Hosted at Göteborg University (Gothenburg)

Gothenborg, Sweden

June 11, 2004 - June 16, 2004

105 works by 152 authors indexed

Series: ACH/ICCH (24), ALLC/EADH (31), ACH/ALLC (16)

Organizers: ACH, ALLC

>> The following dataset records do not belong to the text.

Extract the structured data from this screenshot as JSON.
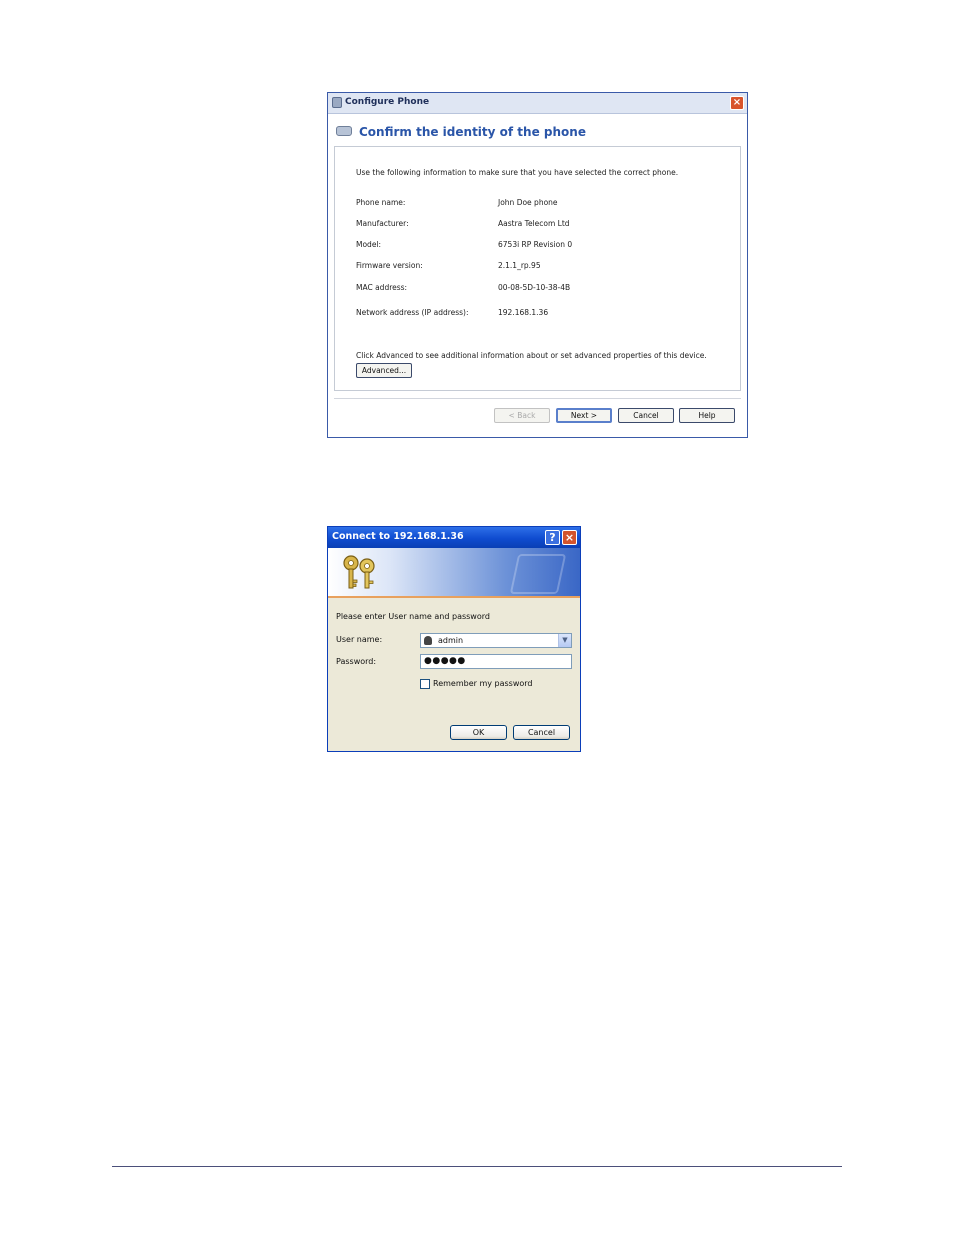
{
  "configure_dialog": {
    "window_title": "Configure Phone",
    "close_glyph": "×",
    "heading": "Confirm the identity of the phone",
    "intro": "Use the following information to make sure that you have selected the correct phone.",
    "fields": [
      {
        "label": "Phone name:",
        "value": "John Doe phone"
      },
      {
        "label": "Manufacturer:",
        "value": "Aastra Telecom Ltd"
      },
      {
        "label": "Model:",
        "value": "6753i RP Revision 0"
      },
      {
        "label": "Firmware version:",
        "value": "2.1.1_rp.95"
      },
      {
        "label": "MAC address:",
        "value": "00-08-5D-10-38-4B"
      },
      {
        "label": "Network address (IP address):",
        "value": "192.168.1.36"
      }
    ],
    "advanced_note": "Click Advanced to see additional information about or set advanced properties of this device.",
    "buttons": {
      "advanced": "Advanced...",
      "back": "< Back",
      "next": "Next >",
      "cancel": "Cancel",
      "help": "Help"
    }
  },
  "login_dialog": {
    "window_title": "Connect to 192.168.1.36",
    "help_glyph": "?",
    "close_glyph": "×",
    "prompt": "Please enter User name and password",
    "username_label": "User name:",
    "username_value": "admin",
    "password_label": "Password:",
    "password_value": "●●●●●",
    "remember_label": "Remember my password",
    "remember_checked": false,
    "ok_label": "OK",
    "cancel_label": "Cancel",
    "dropdown_glyph": "▼"
  }
}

  • Keywords: None
  • Language: English
  • Topics: None